- [WHAT IS EXPECTED]: If a line below holds the word "title", count it; then say how many such lines there are and nothing else.

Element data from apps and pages
===

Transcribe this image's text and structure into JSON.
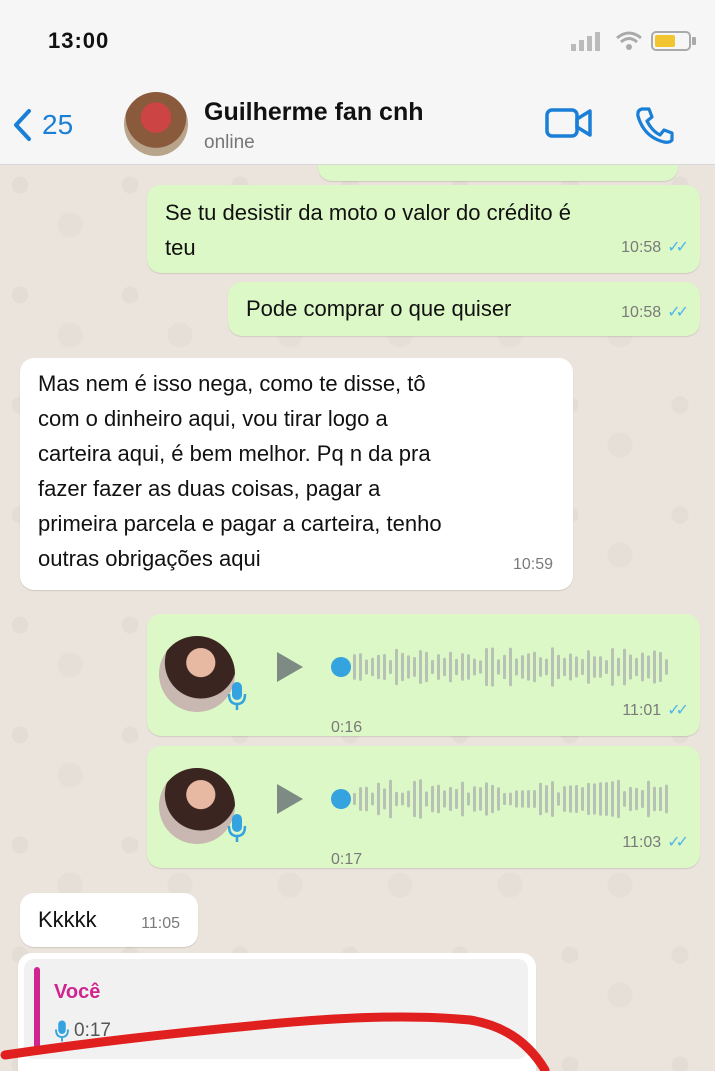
{
  "status_bar": {
    "time": "13:00"
  },
  "header": {
    "back_count": "25",
    "contact_name": "Guilherme fan cnh",
    "contact_status": "online"
  },
  "messages": [
    {
      "type": "text",
      "direction": "out",
      "text_line1": "Se tu desistir da moto o valor do crédito é",
      "text_line2": "teu",
      "time": "10:58"
    },
    {
      "type": "text",
      "direction": "out",
      "text": "Pode comprar o que quiser",
      "time": "10:58"
    },
    {
      "type": "text",
      "direction": "in",
      "lines": [
        "Mas nem é isso nega, como te disse, tô",
        "com o dinheiro aqui, vou tirar logo a",
        "carteira aqui, é bem melhor. Pq n da pra",
        "fazer fazer as duas coisas, pagar a",
        "primeira parcela e pagar a carteira, tenho",
        "outras obrigações aqui"
      ],
      "time": "10:59"
    },
    {
      "type": "voice",
      "direction": "out",
      "duration": "0:16",
      "time": "11:01"
    },
    {
      "type": "voice",
      "direction": "out",
      "duration": "0:17",
      "time": "11:03"
    },
    {
      "type": "text",
      "direction": "in",
      "text": "Kkkkk",
      "time": "11:05"
    },
    {
      "type": "reply",
      "direction": "in",
      "quoted_author": "Você",
      "quoted_duration": "0:17"
    }
  ],
  "colors": {
    "outgoing_bubble": "#dcf8c6",
    "incoming_bubble": "#ffffff",
    "accent": "#1a7fd6",
    "read_ticks": "#4fb6ec",
    "reply_accent": "#d0258f",
    "annotation_red": "#e0201e"
  },
  "icons": [
    "chevron-left-icon",
    "video-call-icon",
    "phone-icon",
    "play-icon",
    "mic-icon",
    "double-check-icon",
    "wifi-icon",
    "battery-icon",
    "signal-icon"
  ]
}
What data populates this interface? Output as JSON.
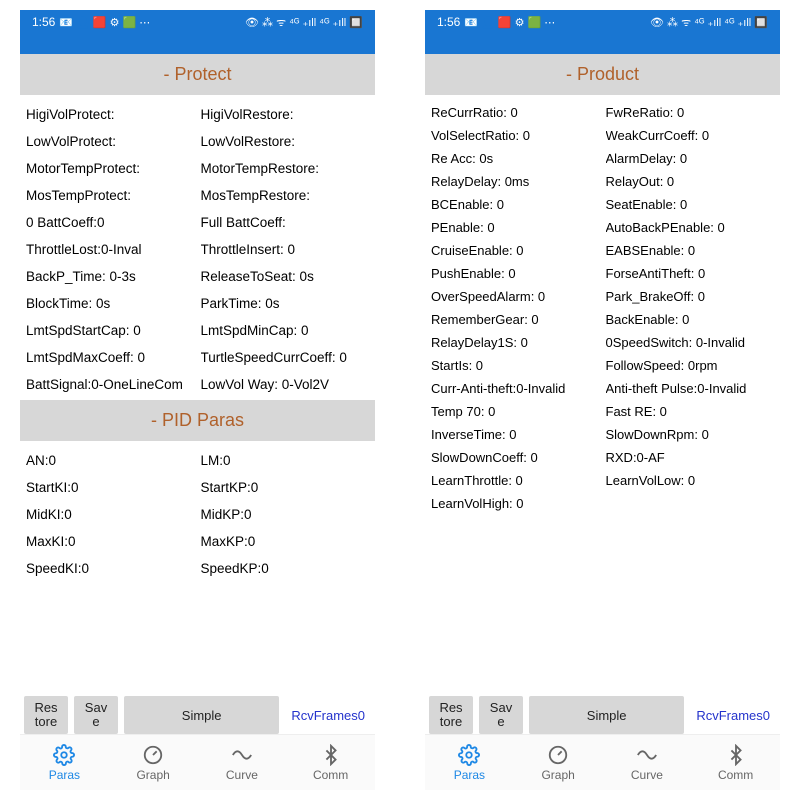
{
  "statusbar": {
    "time": "1:56",
    "left_icons": "📧 👤 🟥 ⚙ 🟩 ⋯",
    "right_icons": "👁 ⁂ ᯤ ⁴ᴳ ₊ıll ⁴ᴳ ₊ıll 🔲"
  },
  "screen_left": {
    "sections": [
      {
        "title": "- Protect",
        "rows": [
          [
            "HigiVolProtect:",
            "HigiVolRestore:"
          ],
          [
            "LowVolProtect:",
            "LowVolRestore:"
          ],
          [
            "MotorTempProtect:",
            "MotorTempRestore:"
          ],
          [
            "MosTempProtect:",
            "MosTempRestore:"
          ],
          [
            "0 BattCoeff:0",
            "Full BattCoeff:"
          ],
          [
            "ThrottleLost:0-Inval",
            "ThrottleInsert:   0"
          ],
          [
            "BackP_Time: 0-3s",
            "ReleaseToSeat:   0s"
          ],
          [
            "BlockTime:   0s",
            "ParkTime:   0s"
          ],
          [
            "LmtSpdStartCap:   0",
            "LmtSpdMinCap:   0"
          ],
          [
            "LmtSpdMaxCoeff:   0",
            "TurtleSpeedCurrCoeff:   0"
          ],
          [
            "BattSignal:0-OneLineCom",
            "LowVol Way: 0-Vol2V"
          ]
        ]
      },
      {
        "title": "- PID Paras",
        "rows": [
          [
            "AN:0",
            "LM:0"
          ],
          [
            "StartKI:0",
            "StartKP:0"
          ],
          [
            "MidKI:0",
            "MidKP:0"
          ],
          [
            "MaxKI:0",
            "MaxKP:0"
          ],
          [
            "SpeedKI:0",
            "SpeedKP:0"
          ]
        ]
      }
    ]
  },
  "screen_right": {
    "sections": [
      {
        "title": "- Product",
        "rows": [
          [
            "ReCurrRatio:   0",
            "FwReRatio:   0"
          ],
          [
            "VolSelectRatio:   0",
            "WeakCurrCoeff:   0"
          ],
          [
            "Re Acc:   0s",
            "AlarmDelay:   0"
          ],
          [
            "RelayDelay:   0ms",
            "RelayOut:   0"
          ],
          [
            "BCEnable:   0",
            "SeatEnable:   0"
          ],
          [
            "PEnable:   0",
            "AutoBackPEnable:   0"
          ],
          [
            "CruiseEnable:   0",
            "EABSEnable:   0"
          ],
          [
            "PushEnable:   0",
            "ForseAntiTheft:   0"
          ],
          [
            "OverSpeedAlarm:   0",
            "Park_BrakeOff:   0"
          ],
          [
            "RememberGear:   0",
            "BackEnable:   0"
          ],
          [
            "RelayDelay1S:   0",
            "0SpeedSwitch: 0-Invalid"
          ],
          [
            "StartIs:   0",
            "FollowSpeed:   0rpm"
          ],
          [
            "Curr-Anti-theft:0-Invalid",
            "Anti-theft Pulse:0-Invalid"
          ],
          [
            "Temp 70: 0",
            "Fast RE: 0"
          ],
          [
            "InverseTime:   0",
            "SlowDownRpm:   0"
          ],
          [
            "SlowDownCoeff:   0",
            "RXD:0-AF"
          ],
          [
            "LearnThrottle:   0",
            "LearnVolLow:   0"
          ],
          [
            "LearnVolHigh:   0",
            ""
          ]
        ]
      }
    ]
  },
  "footer": {
    "restore": "Res\ntore",
    "save": "Sav\ne",
    "simple": "Simple",
    "rcv": "RcvFrames0"
  },
  "nav": {
    "paras": "Paras",
    "graph": "Graph",
    "curve": "Curve",
    "comm": "Comm"
  }
}
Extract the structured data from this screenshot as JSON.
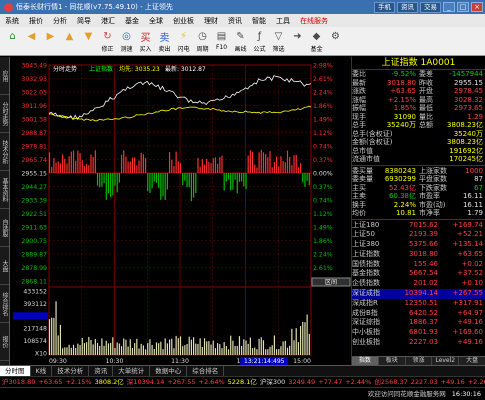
{
  "window": {
    "title": "恒泰长财行情1 - 同花顺(v7.75.49.10) - 上证领先",
    "top_buttons": [
      "手机",
      "资讯",
      "交易"
    ],
    "controls": [
      "_",
      "□",
      "×"
    ]
  },
  "menu": [
    "系统",
    "报价",
    "分析",
    "简导",
    "港汇",
    "基金",
    "全球",
    "创业板",
    "理财",
    "资讯",
    "智能",
    "工具",
    "在线服务"
  ],
  "toolbar": [
    {
      "label": "",
      "icon": "home-icon",
      "color": "#2a8a2a"
    },
    {
      "label": "",
      "icon": "back-icon",
      "color": "#e0a030"
    },
    {
      "label": "",
      "icon": "forward-icon",
      "color": "#e0a030"
    },
    {
      "label": "",
      "icon": "up-icon",
      "color": "#e0a030"
    },
    {
      "label": "",
      "icon": "down-icon",
      "color": "#e0a030"
    },
    {
      "label": "修正",
      "icon": "refresh-icon",
      "color": "#d04040"
    },
    {
      "label": "测速",
      "icon": "speed-icon",
      "color": "#3060c0"
    },
    {
      "label": "买入",
      "icon": "buy-icon",
      "color": "#d02020"
    },
    {
      "label": "卖出",
      "icon": "sell-icon",
      "color": "#2060d0"
    },
    {
      "label": "闪电",
      "icon": "flash-icon",
      "color": "#e0c020"
    },
    {
      "label": "周期",
      "icon": "period-icon",
      "color": "#4a4a4a"
    },
    {
      "label": "F10",
      "icon": "f10-icon",
      "color": "#4a4a4a"
    },
    {
      "label": "画线",
      "icon": "draw-icon",
      "color": "#4a4a4a"
    },
    {
      "label": "公式",
      "icon": "formula-icon",
      "color": "#4a4a4a"
    },
    {
      "label": "筛选",
      "icon": "filter-icon",
      "color": "#4a4a4a"
    },
    {
      "label": "",
      "icon": "arrow-right-icon",
      "color": "#4a4a4a"
    },
    {
      "label": "基金",
      "icon": "fund-icon",
      "color": "#4a4a4a"
    },
    {
      "label": "",
      "icon": "gear-icon",
      "color": "#4a4a4a"
    }
  ],
  "side_tabs": [
    "应用",
    "分时走势",
    "技术分析",
    "基本资料",
    "自选股",
    "大盘",
    "综合排名",
    "报价"
  ],
  "chart": {
    "header": {
      "prefix": "分时走势",
      "name": "上证指数",
      "avg_label": "均先:",
      "avg": "3035.23",
      "last_label": "最新:",
      "last": "3012.87"
    },
    "price_ticks": [
      "3043.49",
      "3032.93",
      "3022.05",
      "3011.96",
      "3001.38",
      "2988.87",
      "2978.81",
      "2965.74",
      "2955.15",
      "2944.27",
      "2933.39",
      "2922.51",
      "2911.63",
      "2900.75",
      "2889.87",
      "2878.99",
      "2868.11"
    ],
    "pct_ticks": [
      "2.98%",
      "2.61%",
      "2.24%",
      "1.86%",
      "1.49%",
      "1.12%",
      "0.74%",
      "0.37%",
      "0.00%",
      "0.37%",
      "0.74%",
      "1.12%",
      "1.49%",
      "1.86%",
      "2.24%",
      "2.61%",
      "2.98%"
    ],
    "vol_ticks": [
      "433152",
      "393112",
      "325722",
      "217148",
      "108574",
      "X10"
    ],
    "time_ticks": [
      "09:30",
      "10:30",
      "11:30",
      "14:00",
      "15:00"
    ],
    "cursor_time": "13:21:14:495",
    "cursor_price": "3012.87",
    "side_label": "区间",
    "colors": {
      "up": "#ff3030",
      "down": "#00c000",
      "price": "#ffffff",
      "avg": "#ffff00",
      "grid": "#8a0000"
    }
  },
  "quote": {
    "title": "上证指数 1A0001",
    "rows": [
      {
        "a": "委比",
        "b": "-9.52%",
        "bc": "dn",
        "c": "委差",
        "d": "-1457944",
        "dc": "dn"
      },
      {
        "a": "最新",
        "b": "3018.80",
        "bc": "up",
        "c": "昨收",
        "d": "2955.15",
        "dc": "wh"
      },
      {
        "a": "涨跌",
        "b": "+63.65",
        "bc": "up",
        "c": "开盘",
        "d": "2978.45",
        "dc": "up"
      },
      {
        "a": "涨幅",
        "b": "+2.15%",
        "bc": "up",
        "c": "最高",
        "d": "3028.32",
        "dc": "up"
      },
      {
        "a": "振幅",
        "b": "1.85%",
        "bc": "up",
        "c": "最低",
        "d": "2973.65",
        "dc": "up"
      },
      {
        "a": "现手",
        "b": "31090",
        "bc": "yl",
        "c": "量比",
        "d": "1.29",
        "dc": "up"
      },
      {
        "a": "总手",
        "b": "35240万",
        "bc": "yl",
        "c": "总额",
        "d": "3808.23亿",
        "dc": "yl"
      },
      {
        "a": "总手(含权证)",
        "b": "",
        "bc": "yl",
        "c": "",
        "d": "35240万",
        "dc": "yl"
      },
      {
        "a": "金额(含权证)",
        "b": "",
        "bc": "yl",
        "c": "",
        "d": "3808.23亿",
        "dc": "yl"
      },
      {
        "a": "总市值",
        "b": "",
        "bc": "yl",
        "c": "",
        "d": "191692亿",
        "dc": "yl"
      },
      {
        "a": "流通市值",
        "b": "",
        "bc": "yl",
        "c": "",
        "d": "170245亿",
        "dc": "yl"
      }
    ],
    "rows2": [
      {
        "a": "委买量",
        "b": "8380243",
        "bc": "yl",
        "c": "上涨家数",
        "d": "1000",
        "dc": "up"
      },
      {
        "a": "委卖量",
        "b": "6930299",
        "bc": "yl",
        "c": "平盘家数",
        "d": "87",
        "dc": "wh"
      },
      {
        "a": "主买",
        "b": "52.43亿",
        "bc": "up",
        "c": "下跌家数",
        "d": "67",
        "dc": "dn"
      },
      {
        "a": "主卖",
        "b": "60.38亿",
        "bc": "dn",
        "c": "市盈率",
        "d": "16.11",
        "dc": "wh"
      },
      {
        "a": "换手",
        "b": "2.24%",
        "bc": "yl",
        "c": "市盈(动)",
        "d": "16.11",
        "dc": "wh"
      },
      {
        "a": "均价",
        "b": "10.81",
        "bc": "yl",
        "c": "市净率",
        "d": "1.79",
        "dc": "wh"
      }
    ],
    "indices": [
      {
        "n": "上证180",
        "p": "7015.62",
        "ch": "+169.74",
        "sel": false
      },
      {
        "n": "上证50",
        "p": "2193.39",
        "ch": "+52.21",
        "sel": false
      },
      {
        "n": "上证380",
        "p": "5375.66",
        "ch": "+135.14",
        "sel": false
      },
      {
        "n": "上证指数",
        "p": "3018.80",
        "ch": "+63.65",
        "sel": false
      },
      {
        "n": "国债指数",
        "p": "155.46",
        "ch": "+0.02",
        "sel": false
      },
      {
        "n": "基金指数",
        "p": "5667.54",
        "ch": "+37.52",
        "sel": false
      },
      {
        "n": "企债指数",
        "p": "201.02",
        "ch": "+0.10",
        "sel": false
      },
      {
        "n": "深证成指",
        "p": "10394.14",
        "ch": "+267.55",
        "sel": true
      },
      {
        "n": "深成指R",
        "p": "12350.51",
        "ch": "+317.91",
        "sel": false
      },
      {
        "n": "成份B指",
        "p": "6420.52",
        "ch": "+64.97",
        "sel": false
      },
      {
        "n": "深证综指",
        "p": "1886.37",
        "ch": "+49.16",
        "sel": false
      },
      {
        "n": "中小板指",
        "p": "6801.93",
        "ch": "+169.60",
        "sel": false
      },
      {
        "n": "创业板指",
        "p": "2227.03",
        "ch": "+49.16",
        "sel": false
      }
    ],
    "tabs": [
      "指数",
      "板块",
      "领涨",
      "Level2",
      "大盘"
    ]
  },
  "bottom_tabs": [
    "分时图",
    "K线",
    "技术分析",
    "资讯",
    "大单统计",
    "数据中心",
    "综合排名"
  ],
  "ticker": [
    {
      "t": "沪3018.80",
      "c": "up"
    },
    {
      "t": "+63.65",
      "c": "up"
    },
    {
      "t": "+2.15%",
      "c": "up"
    },
    {
      "t": "3808.2亿",
      "c": "yl"
    },
    {
      "t": "深10394.14",
      "c": "up"
    },
    {
      "t": "+267.55",
      "c": "up"
    },
    {
      "t": "+2.64%",
      "c": "up"
    },
    {
      "t": "5228.1亿",
      "c": "yl"
    },
    {
      "t": "沪深300",
      "c": "wh"
    },
    {
      "t": "3249.49",
      "c": "up"
    },
    {
      "t": "+77.47",
      "c": "up"
    },
    {
      "t": "+2.44%",
      "c": "up"
    },
    {
      "t": "创2568.37",
      "c": "up"
    },
    {
      "t": "2227.03",
      "c": "up"
    },
    {
      "t": "+49.16",
      "c": "up"
    },
    {
      "t": "+2.26%",
      "c": "up"
    }
  ],
  "status": {
    "text": "欢迎访问同花顺金融服务网",
    "time": "16:30:16"
  }
}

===

- [RESPONSE AREA]: 5